Alaska's salmon harvest and value for 2012 came in well below last year, dropping 21 percent and 30 percent, respectively.
According to preliminary state tallies, the value of the salmon catch totaled nearly $506 million at the docks this summer on a statewide catch of 124 million fish.

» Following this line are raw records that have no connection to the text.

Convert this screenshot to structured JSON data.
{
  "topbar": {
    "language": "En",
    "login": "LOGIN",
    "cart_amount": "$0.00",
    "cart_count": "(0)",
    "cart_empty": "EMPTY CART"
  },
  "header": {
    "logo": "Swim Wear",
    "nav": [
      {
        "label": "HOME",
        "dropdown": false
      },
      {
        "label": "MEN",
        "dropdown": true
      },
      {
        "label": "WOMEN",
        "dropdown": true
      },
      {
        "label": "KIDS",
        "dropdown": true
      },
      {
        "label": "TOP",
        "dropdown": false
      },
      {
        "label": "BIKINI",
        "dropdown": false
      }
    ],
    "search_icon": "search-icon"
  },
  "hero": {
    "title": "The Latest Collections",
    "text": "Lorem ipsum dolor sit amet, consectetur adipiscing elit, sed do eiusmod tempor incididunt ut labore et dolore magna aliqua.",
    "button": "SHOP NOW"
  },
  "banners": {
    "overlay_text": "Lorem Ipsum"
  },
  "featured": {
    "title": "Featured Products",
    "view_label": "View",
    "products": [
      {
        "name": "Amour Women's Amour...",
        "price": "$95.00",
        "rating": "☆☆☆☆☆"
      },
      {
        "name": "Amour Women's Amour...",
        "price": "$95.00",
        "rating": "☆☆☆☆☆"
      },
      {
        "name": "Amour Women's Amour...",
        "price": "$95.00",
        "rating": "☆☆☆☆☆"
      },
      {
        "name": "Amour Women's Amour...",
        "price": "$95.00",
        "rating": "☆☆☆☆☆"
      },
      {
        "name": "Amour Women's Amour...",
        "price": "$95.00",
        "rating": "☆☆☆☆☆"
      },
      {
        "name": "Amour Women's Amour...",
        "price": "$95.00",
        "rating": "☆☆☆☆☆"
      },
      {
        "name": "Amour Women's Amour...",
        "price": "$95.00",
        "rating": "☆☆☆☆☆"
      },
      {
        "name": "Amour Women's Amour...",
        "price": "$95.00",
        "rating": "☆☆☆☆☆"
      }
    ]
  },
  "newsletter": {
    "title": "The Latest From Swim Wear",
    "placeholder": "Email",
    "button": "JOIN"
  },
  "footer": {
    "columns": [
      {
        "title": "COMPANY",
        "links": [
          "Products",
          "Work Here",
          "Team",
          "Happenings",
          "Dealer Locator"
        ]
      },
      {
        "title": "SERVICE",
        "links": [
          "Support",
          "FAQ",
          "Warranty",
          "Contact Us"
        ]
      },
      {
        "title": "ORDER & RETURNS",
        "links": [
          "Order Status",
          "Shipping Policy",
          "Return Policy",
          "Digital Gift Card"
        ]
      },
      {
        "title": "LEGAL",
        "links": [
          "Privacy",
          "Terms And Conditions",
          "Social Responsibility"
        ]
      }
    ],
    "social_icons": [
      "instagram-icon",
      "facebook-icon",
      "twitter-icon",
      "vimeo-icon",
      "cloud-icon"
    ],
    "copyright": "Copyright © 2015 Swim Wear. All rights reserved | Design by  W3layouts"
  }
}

That compares to a 2011 take of 177 million salmon valued at just more than $641 million.
A breakdown shows that the 2012 king harvest of 333,000 was worth $17.6 million; 35.2 million sockeyes were valued at nearly $246 million; the coho catch of 3 million rang in at about $22.5 million; pinks totaled 67 million fish worth more than $105 million; and the chum catch of 18.3 million was worth $114.5 million at the docks.
Read the full story at Anchorage Daily News>>
National Fisherman Live: 3/10/15
In this episode, Online Editor Leslie Taylor talks with Mike McLouglin, vice president of Dunlop Industrial and Protective Footwear.
National Fisherman Live: 2/24/15
In this episode:
March date set for disaster aid dispersal
Oregon LNG project could disrupt fishing
NOAA tweaks gear marking requirement
N.C. launches first commercial/recreational dock
Spiny lobster traps limits not well received
NMFS announced two changes in regulations that apply to federal fishing permit holders starting Aug. 26.
First, they have eliminated the requirement for vessel owners to submit “did not fish” reports for the months or weeks when their vessel was not fishing.
Some of the restrictions for upgrading vessels listed on federal fishing permits have also been removed.Read more...
Alaskans will meet with British Columbia’s Minister of Energy and Mines, Bill Bennett, when he visits Juneau next week and will ask him to support an international review of mine developments in northwest British Columbia, upstream from Southeast Alaska along the Taku, Stikine and Unuk transboundary rivers.
Some Alaska fishing and environmental groups believe an international review is the best way to develop specific, binding commitments to ensure clean water, salmon, jobs and traditional and customary practices are not harmed by British Columbia mines and that adequate financial assurances are in place up front to cover long-term monitoring and compensation for damages.Read more...